EXERCISE AIM => Below is a set of records, and all of them should be retyped exactly, minus the pictures.

SUPPLIED ENTRIES =>
----------------

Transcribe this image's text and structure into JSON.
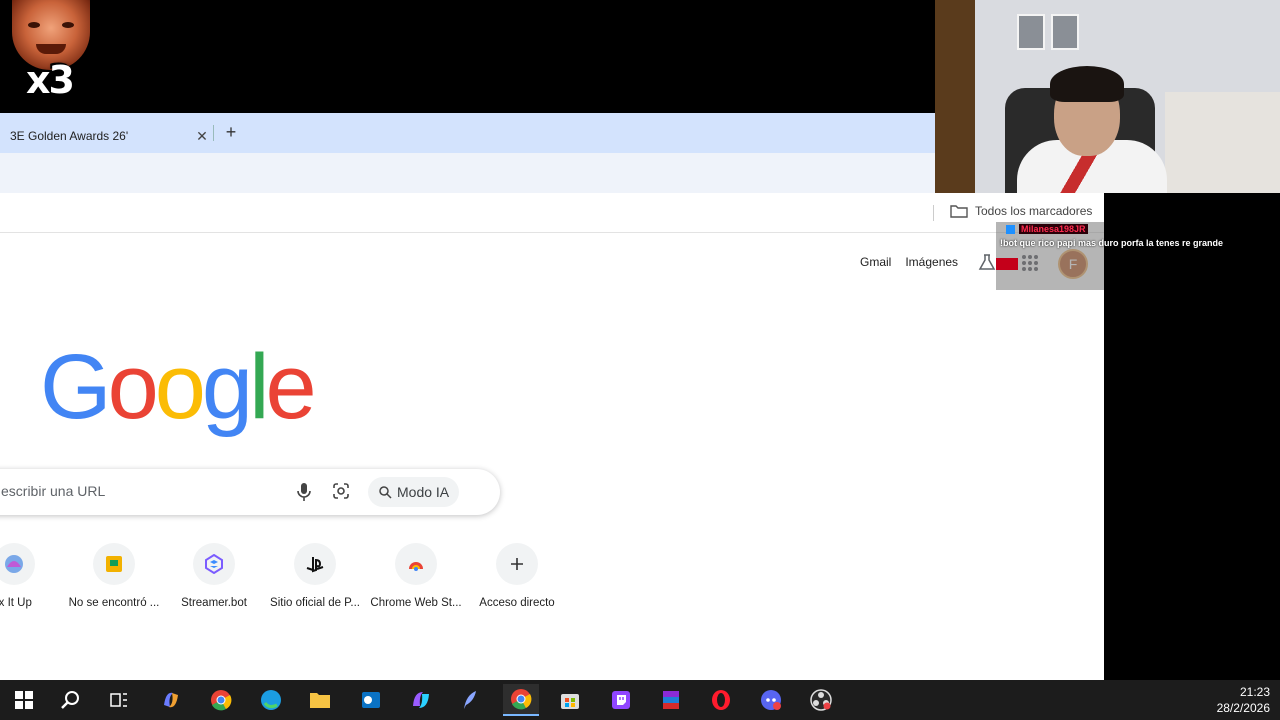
{
  "emote": {
    "multiplier": "x3"
  },
  "browser": {
    "tab": {
      "title": "3E Golden Awards 26'",
      "close": "✕",
      "new_tab": "+"
    },
    "bookmarks": {
      "all_label": "Todos los marcadores"
    }
  },
  "google": {
    "links": {
      "gmail": "Gmail",
      "images": "Imágenes"
    },
    "avatar_letter": "F",
    "logo": [
      "G",
      "o",
      "o",
      "g",
      "l",
      "e"
    ],
    "logo_colors": [
      "#4285F4",
      "#EA4335",
      "#FBBC05",
      "#4285F4",
      "#34A853",
      "#EA4335"
    ],
    "search": {
      "placeholder": "escribir una URL",
      "ai_mode": "Modo IA"
    },
    "shortcuts": [
      {
        "label": "ix It Up",
        "icon": "fix-it-up-icon"
      },
      {
        "label": "No se encontró ...",
        "icon": "google-sheets-icon"
      },
      {
        "label": "Streamer.bot",
        "icon": "streamerbot-icon"
      },
      {
        "label": "Sitio oficial de P...",
        "icon": "playstation-icon"
      },
      {
        "label": "Chrome Web St...",
        "icon": "chrome-web-store-icon"
      },
      {
        "label": "Acceso directo",
        "icon": "add-icon"
      }
    ]
  },
  "chat": {
    "username": "Milanesa198JR",
    "message": "!bot que rico papi mas duro porfa la tenes re grande"
  },
  "taskbar": {
    "icons": [
      "windows-start-icon",
      "search-icon",
      "task-view-icon",
      "copilot-icon",
      "chrome-icon",
      "edge-icon",
      "file-explorer-icon",
      "outlook-icon",
      "m365-icon",
      "feather-app-icon",
      "chrome-active-icon",
      "store-icon",
      "twitch-icon",
      "winrar-icon",
      "opera-icon",
      "discord-icon",
      "obs-icon"
    ],
    "time": "21:23",
    "date": "28/2/2026"
  }
}
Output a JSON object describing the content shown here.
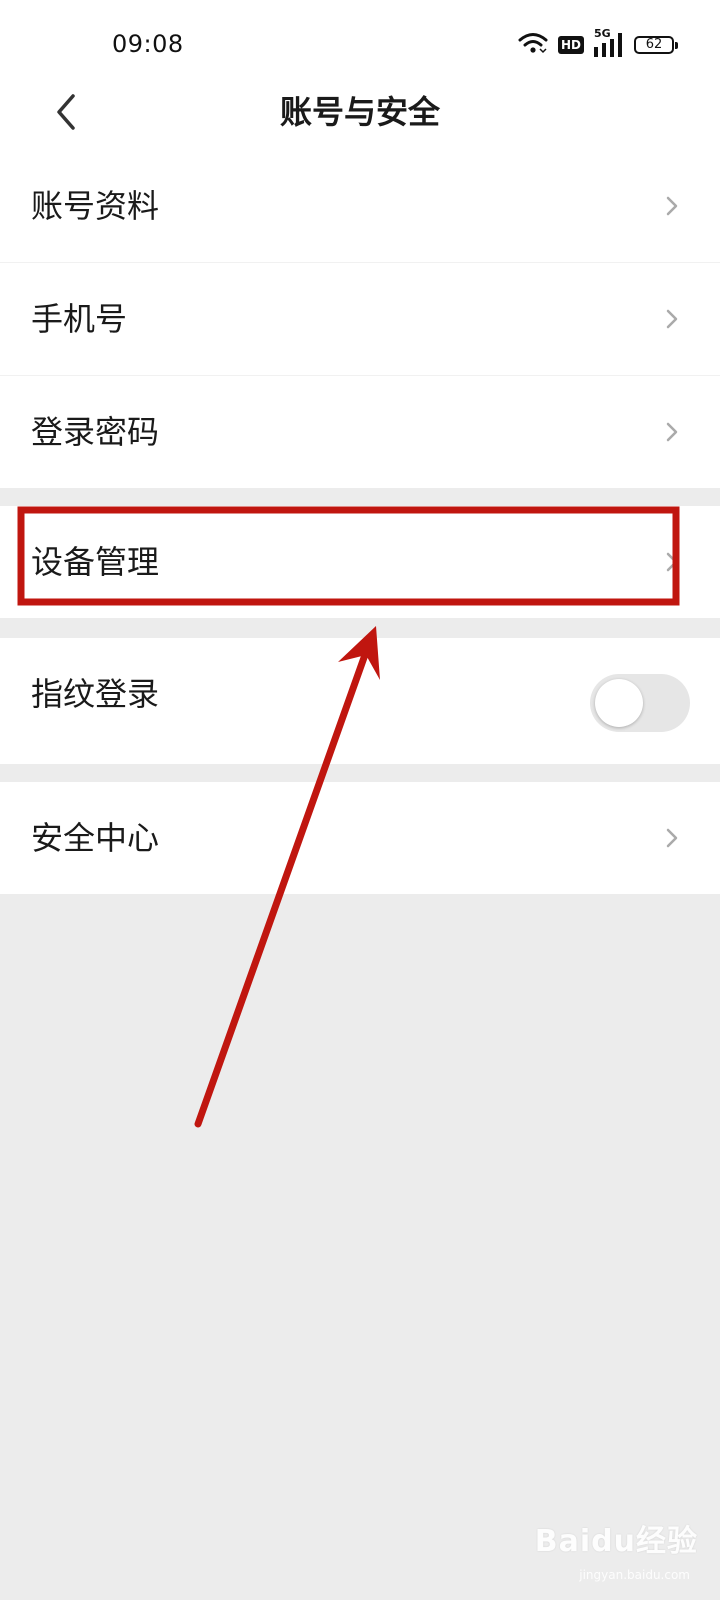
{
  "status_bar": {
    "time": "09:08",
    "hd_label": "HD",
    "network_label": "5G",
    "battery": "62"
  },
  "header": {
    "title": "账号与安全"
  },
  "settings": {
    "account_profile": "账号资料",
    "phone_number": "手机号",
    "login_password": "登录密码",
    "device_management": "设备管理",
    "fingerprint_login": "指纹登录",
    "security_center": "安全中心"
  },
  "fingerprint_toggle_on": false,
  "watermark": {
    "brand": "Baidu经验",
    "url": "jingyan.baidu.com"
  },
  "annotation_color": "#c0160f"
}
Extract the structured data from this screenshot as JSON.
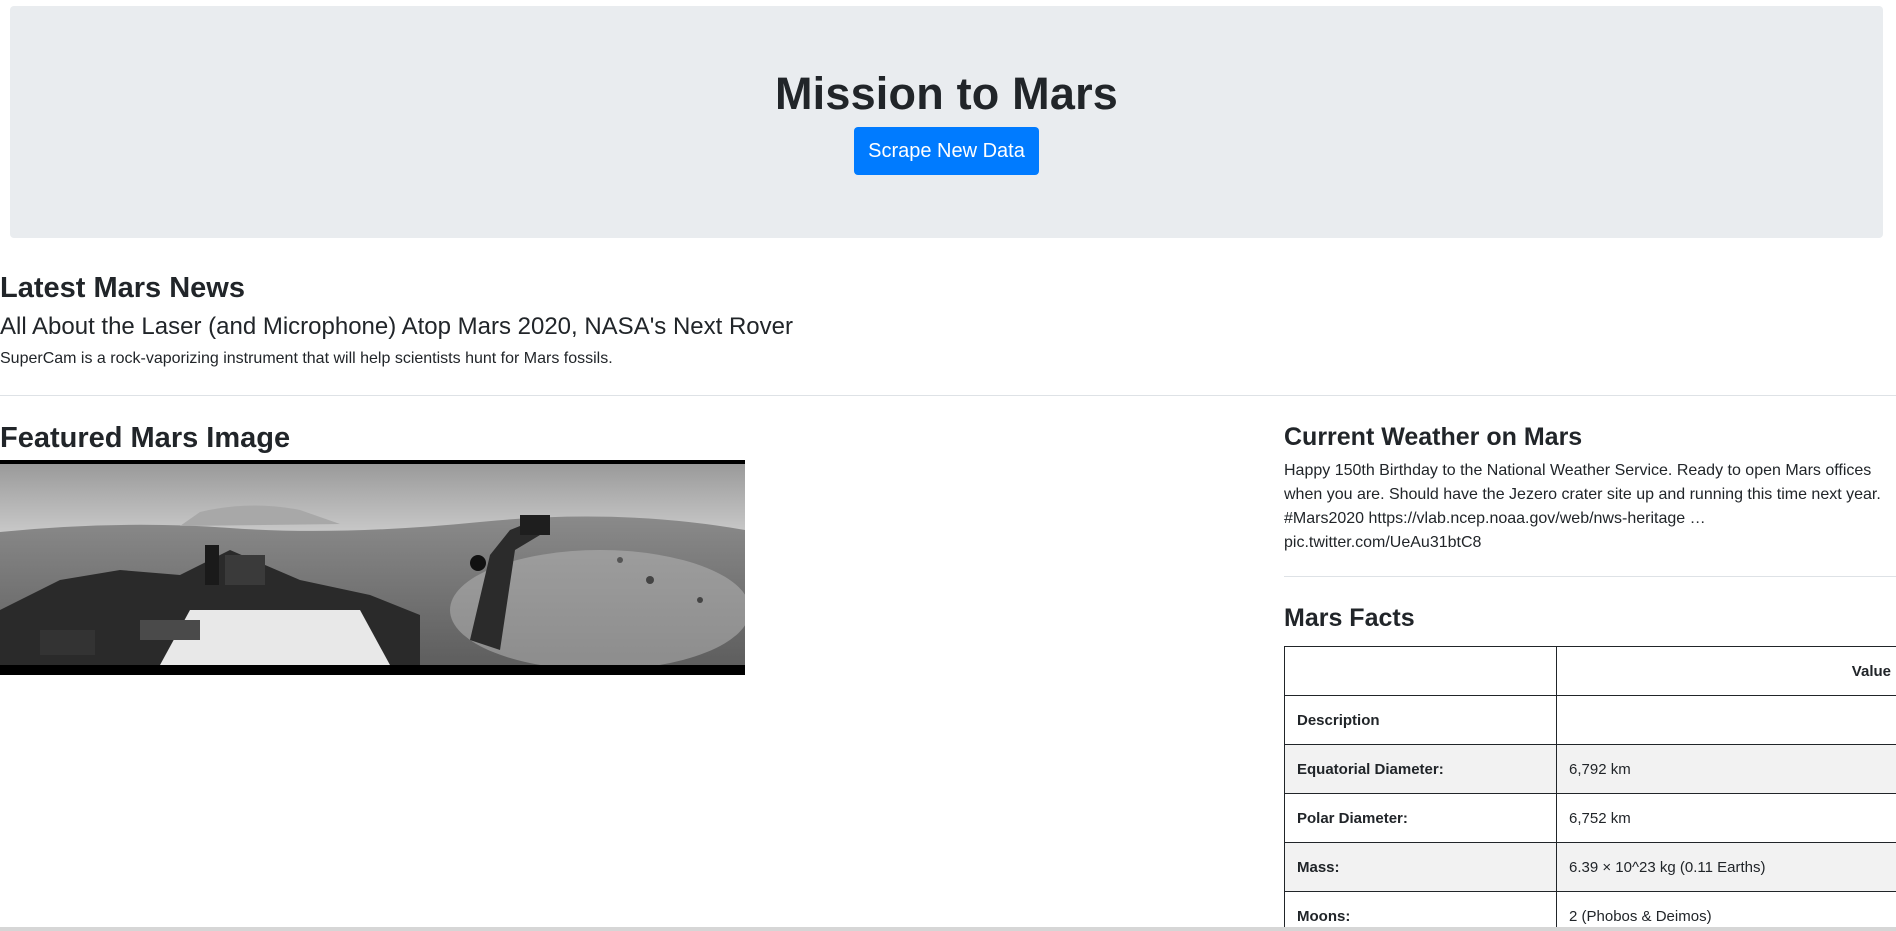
{
  "header": {
    "title": "Mission to Mars",
    "scrape_button_label": "Scrape New Data"
  },
  "news": {
    "heading": "Latest Mars News",
    "title": "All About the Laser (and Microphone) Atop Mars 2020, NASA's Next Rover",
    "teaser": "SuperCam is a rock-vaporizing instrument that will help scientists hunt for Mars fossils."
  },
  "featured_image": {
    "heading": "Featured Mars Image",
    "alt_icon": "mars-panorama-image"
  },
  "weather": {
    "heading": "Current Weather on Mars",
    "text": "Happy 150th Birthday to the National Weather Service. Ready to open Mars offices when you are. Should have the Jezero crater site up and running this time next year. #Mars2020 https://vlab.ncep.noaa.gov/web/nws-heritage … pic.twitter.com/UeAu31btC8"
  },
  "facts": {
    "heading": "Mars Facts",
    "columns": [
      "",
      "Value"
    ],
    "rows": [
      {
        "label": "Description",
        "value": ""
      },
      {
        "label": "Equatorial Diameter:",
        "value": "6,792 km"
      },
      {
        "label": "Polar Diameter:",
        "value": "6,752 km"
      },
      {
        "label": "Mass:",
        "value": "6.39 × 10^23 kg (0.11 Earths)"
      },
      {
        "label": "Moons:",
        "value": "2 (Phobos & Deimos)"
      }
    ]
  },
  "colors": {
    "jumbotron_bg": "#e9ecef",
    "button_primary": "#007bff",
    "text": "#212529",
    "stripe": "#f2f2f2"
  }
}
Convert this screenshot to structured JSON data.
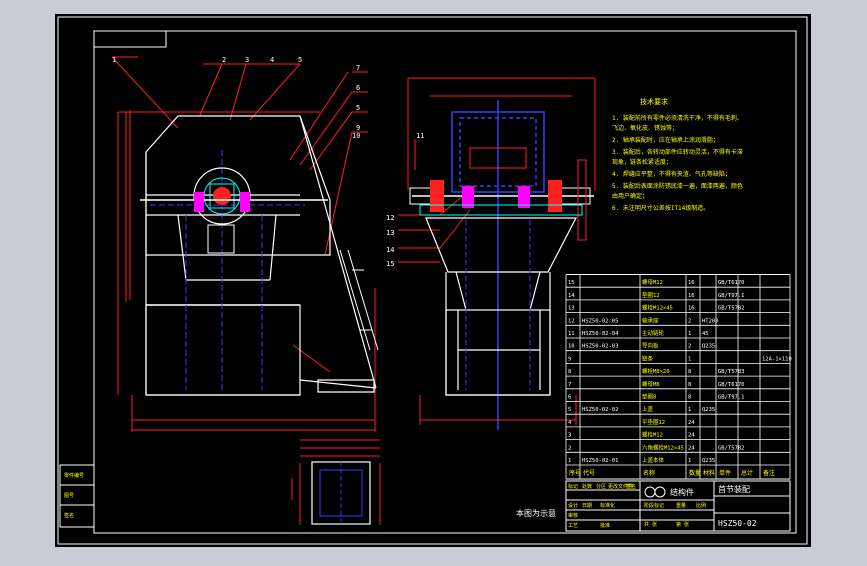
{
  "theme": {
    "background": "#c9ccd3",
    "sheet": "#000000",
    "frame": "#ffffff",
    "red": "#ff2020",
    "yellow": "#ffff00",
    "cyan": "#00ffff",
    "blue": "#3a3aff",
    "green": "#00ff00",
    "magenta": "#ff00ff"
  },
  "balloons": {
    "top_numbers": [
      "1",
      "2",
      "3",
      "4",
      "5"
    ],
    "right_numbers": [
      "7",
      "6",
      "5",
      "9",
      "10"
    ],
    "side_numbers": [
      "11",
      "12",
      "13",
      "14",
      "15"
    ]
  },
  "notes": {
    "title": "技术要求",
    "lines": [
      "1. 装配前所有零件必须清洗干净，不得有毛刺、",
      "   飞边、氧化皮、锈蚀等；",
      "2. 轴承装配时，应在轴承上涂润滑脂；",
      "3. 装配后，各转动部件应转动灵活，不得有卡滞",
      "   现象，链条松紧适度；",
      "4. 焊缝应平整，不得有夹渣、气孔等缺陷；",
      "5. 装配后表面涂防锈底漆一遍，面漆两遍，颜色",
      "   由用户确定；",
      "6. 未注明尺寸公差按IT14级制造。"
    ]
  },
  "view_label": "本图为示意",
  "bom": {
    "headers": [
      "序号",
      "代号",
      "名称",
      "数量",
      "材料",
      "单件",
      "总计",
      "备注"
    ],
    "rows": [
      [
        "15",
        "",
        "螺母M12",
        "16",
        "",
        "GB/T6170",
        "",
        ""
      ],
      [
        "14",
        "",
        "垫圈12",
        "16",
        "",
        "GB/T97.1",
        "",
        ""
      ],
      [
        "13",
        "",
        "螺栓M12×45",
        "16",
        "",
        "GB/T5782",
        "",
        ""
      ],
      [
        "12",
        "HSZ50-02-05",
        "轴承座",
        "2",
        "HT200",
        "",
        "",
        ""
      ],
      [
        "11",
        "HSZ50-02-04",
        "主动链轮",
        "1",
        "45",
        "",
        "",
        ""
      ],
      [
        "10",
        "HSZ50-02-03",
        "导向板",
        "2",
        "Q235",
        "",
        "",
        ""
      ],
      [
        "9",
        "",
        "链条",
        "1",
        "",
        "",
        "",
        "12A-1×110"
      ],
      [
        "8",
        "",
        "螺栓M8×20",
        "8",
        "",
        "GB/T5783",
        "",
        ""
      ],
      [
        "7",
        "",
        "螺母M8",
        "8",
        "",
        "GB/T6170",
        "",
        ""
      ],
      [
        "6",
        "",
        "垫圈8",
        "8",
        "",
        "GB/T97.1",
        "",
        ""
      ],
      [
        "5",
        "HSZ50-02-02",
        "上盖",
        "1",
        "Q235",
        "",
        "",
        ""
      ],
      [
        "4",
        "",
        "平垫圈12",
        "24",
        "",
        "",
        "",
        ""
      ],
      [
        "3",
        "",
        "螺栓M12",
        "24",
        "",
        "",
        "",
        ""
      ],
      [
        "2",
        "",
        "六角螺栓M12×45",
        "24",
        "",
        "GB/T5782",
        "",
        ""
      ],
      [
        "1",
        "HSZ50-02-01",
        "上盖本体",
        "1",
        "Q235",
        "",
        "",
        ""
      ]
    ]
  },
  "title_block": {
    "logo_text": "结构件",
    "assembly_name": "首节装配",
    "drawing_no": "HSZ50-02",
    "row_labels": [
      "标记",
      "处数",
      "分区",
      "更改文件号",
      "签名",
      "日期"
    ],
    "role_labels": [
      "设计",
      "审核",
      "工艺",
      "批准"
    ],
    "meta_labels": [
      "标准化",
      "阶段标记",
      "重量",
      "比例"
    ],
    "sheet_labels": [
      "共 张",
      "第 张"
    ]
  },
  "left_legend": [
    "零件编号",
    "图号",
    "签名"
  ]
}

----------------

EXERCISE OUTPUT =>
Transcribe this image's text and structure into JSON.
{
  "emote": {
    "multiplier": "x3"
  },
  "browser": {
    "tab": {
      "title": "3E Golden Awards 26'",
      "close": "✕",
      "new_tab": "+"
    },
    "bookmarks": {
      "all_label": "Todos los marcadores"
    }
  },
  "google": {
    "links": {
      "gmail": "Gmail",
      "images": "Imágenes"
    },
    "avatar_letter": "F",
    "logo": [
      "G",
      "o",
      "o",
      "g",
      "l",
      "e"
    ],
    "logo_colors": [
      "#4285F4",
      "#EA4335",
      "#FBBC05",
      "#4285F4",
      "#34A853",
      "#EA4335"
    ],
    "search": {
      "placeholder": "escribir una URL",
      "ai_mode": "Modo IA"
    },
    "shortcuts": [
      {
        "label": "ix It Up",
        "icon": "fix-it-up-icon"
      },
      {
        "label": "No se encontró ...",
        "icon": "google-sheets-icon"
      },
      {
        "label": "Streamer.bot",
        "icon": "streamerbot-icon"
      },
      {
        "label": "Sitio oficial de P...",
        "icon": "playstation-icon"
      },
      {
        "label": "Chrome Web St...",
        "icon": "chrome-web-store-icon"
      },
      {
        "label": "Acceso directo",
        "icon": "add-icon"
      }
    ]
  },
  "chat": {
    "username": "Milanesa198JR",
    "message": "!bot que rico papi mas duro porfa la tenes re grande"
  },
  "taskbar": {
    "icons": [
      "windows-start-icon",
      "search-icon",
      "task-view-icon",
      "copilot-icon",
      "chrome-icon",
      "edge-icon",
      "file-explorer-icon",
      "outlook-icon",
      "m365-icon",
      "feather-app-icon",
      "chrome-active-icon",
      "store-icon",
      "twitch-icon",
      "winrar-icon",
      "opera-icon",
      "discord-icon",
      "obs-icon"
    ],
    "time": "21:23",
    "date": "28/2/2026"
  }
}
Output a JSON object describing the content shown here.
{
  "status_bar": {
    "time": "09:08",
    "hd_label": "HD",
    "network_label": "5G",
    "battery": "62"
  },
  "header": {
    "title": "账号与安全"
  },
  "settings": {
    "account_profile": "账号资料",
    "phone_number": "手机号",
    "login_password": "登录密码",
    "device_management": "设备管理",
    "fingerprint_login": "指纹登录",
    "security_center": "安全中心"
  },
  "fingerprint_toggle_on": false,
  "watermark": {
    "brand": "Baidu经验",
    "url": "jingyan.baidu.com"
  },
  "annotation_color": "#c0160f"
}
Extract the structured data from this screenshot as JSON.
{
  "header": {
    "title": "Mission to Mars",
    "scrape_button_label": "Scrape New Data"
  },
  "news": {
    "heading": "Latest Mars News",
    "title": "All About the Laser (and Microphone) Atop Mars 2020, NASA's Next Rover",
    "teaser": "SuperCam is a rock-vaporizing instrument that will help scientists hunt for Mars fossils."
  },
  "featured_image": {
    "heading": "Featured Mars Image",
    "alt_icon": "mars-panorama-image"
  },
  "weather": {
    "heading": "Current Weather on Mars",
    "text": "Happy 150th Birthday to the National Weather Service. Ready to open Mars offices when you are. Should have the Jezero crater site up and running this time next year. #Mars2020 https://vlab.ncep.noaa.gov/web/nws-heritage … pic.twitter.com/UeAu31btC8"
  },
  "facts": {
    "heading": "Mars Facts",
    "columns": [
      "",
      "Value"
    ],
    "rows": [
      {
        "label": "Description",
        "value": ""
      },
      {
        "label": "Equatorial Diameter:",
        "value": "6,792 km"
      },
      {
        "label": "Polar Diameter:",
        "value": "6,752 km"
      },
      {
        "label": "Mass:",
        "value": "6.39 × 10^23 kg (0.11 Earths)"
      },
      {
        "label": "Moons:",
        "value": "2 (Phobos & Deimos)"
      }
    ]
  },
  "colors": {
    "jumbotron_bg": "#e9ecef",
    "button_primary": "#007bff",
    "text": "#212529",
    "stripe": "#f2f2f2"
  }
}
Convert this screenshot to structured JSON data.
{
  "theme": {
    "background": "#c9ccd3",
    "sheet": "#000000",
    "frame": "#ffffff",
    "red": "#ff2020",
    "yellow": "#ffff00",
    "cyan": "#00ffff",
    "blue": "#3a3aff",
    "green": "#00ff00",
    "magenta": "#ff00ff"
  },
  "balloons": {
    "top_numbers": [
      "1",
      "2",
      "3",
      "4",
      "5"
    ],
    "right_numbers": [
      "7",
      "6",
      "5",
      "9",
      "10"
    ],
    "side_numbers": [
      "11",
      "12",
      "13",
      "14",
      "15"
    ]
  },
  "notes": {
    "title": "技术要求",
    "lines": [
      "1. 装配前所有零件必须清洗干净，不得有毛刺、",
      "   飞边、氧化皮、锈蚀等；",
      "2. 轴承装配时，应在轴承上涂润滑脂；",
      "3. 装配后，各转动部件应转动灵活，不得有卡滞",
      "   现象，链条松紧适度；",
      "4. 焊缝应平整，不得有夹渣、气孔等缺陷；",
      "5. 装配后表面涂防锈底漆一遍，面漆两遍，颜色",
      "   由用户确定；",
      "6. 未注明尺寸公差按IT14级制造。"
    ]
  },
  "view_label": "本图为示意",
  "bom": {
    "headers": [
      "序号",
      "代号",
      "名称",
      "数量",
      "材料",
      "单件",
      "总计",
      "备注"
    ],
    "rows": [
      [
        "15",
        "",
        "螺母M12",
        "16",
        "",
        "GB/T6170",
        "",
        ""
      ],
      [
        "14",
        "",
        "垫圈12",
        "16",
        "",
        "GB/T97.1",
        "",
        ""
      ],
      [
        "13",
        "",
        "螺栓M12×45",
        "16",
        "",
        "GB/T5782",
        "",
        ""
      ],
      [
        "12",
        "HSZ50-02-05",
        "轴承座",
        "2",
        "HT200",
        "",
        "",
        ""
      ],
      [
        "11",
        "HSZ50-02-04",
        "主动链轮",
        "1",
        "45",
        "",
        "",
        ""
      ],
      [
        "10",
        "HSZ50-02-03",
        "导向板",
        "2",
        "Q235",
        "",
        "",
        ""
      ],
      [
        "9",
        "",
        "链条",
        "1",
        "",
        "",
        "",
        "12A-1×110"
      ],
      [
        "8",
        "",
        "螺栓M8×20",
        "8",
        "",
        "GB/T5783",
        "",
        ""
      ],
      [
        "7",
        "",
        "螺母M8",
        "8",
        "",
        "GB/T6170",
        "",
        ""
      ],
      [
        "6",
        "",
        "垫圈8",
        "8",
        "",
        "GB/T97.1",
        "",
        ""
      ],
      [
        "5",
        "HSZ50-02-02",
        "上盖",
        "1",
        "Q235",
        "",
        "",
        ""
      ],
      [
        "4",
        "",
        "平垫圈12",
        "24",
        "",
        "",
        "",
        ""
      ],
      [
        "3",
        "",
        "螺栓M12",
        "24",
        "",
        "",
        "",
        ""
      ],
      [
        "2",
        "",
        "六角螺栓M12×45",
        "24",
        "",
        "GB/T5782",
        "",
        ""
      ],
      [
        "1",
        "HSZ50-02-01",
        "上盖本体",
        "1",
        "Q235",
        "",
        "",
        ""
      ]
    ]
  },
  "title_block": {
    "logo_text": "结构件",
    "assembly_name": "首节装配",
    "drawing_no": "HSZ50-02",
    "row_labels": [
      "标记",
      "处数",
      "分区",
      "更改文件号",
      "签名",
      "日期"
    ],
    "role_labels": [
      "设计",
      "审核",
      "工艺",
      "批准"
    ],
    "meta_labels": [
      "标准化",
      "阶段标记",
      "重量",
      "比例"
    ],
    "sheet_labels": [
      "共 张",
      "第 张"
    ]
  },
  "left_legend": [
    "零件编号",
    "图号",
    "签名"
  ]
}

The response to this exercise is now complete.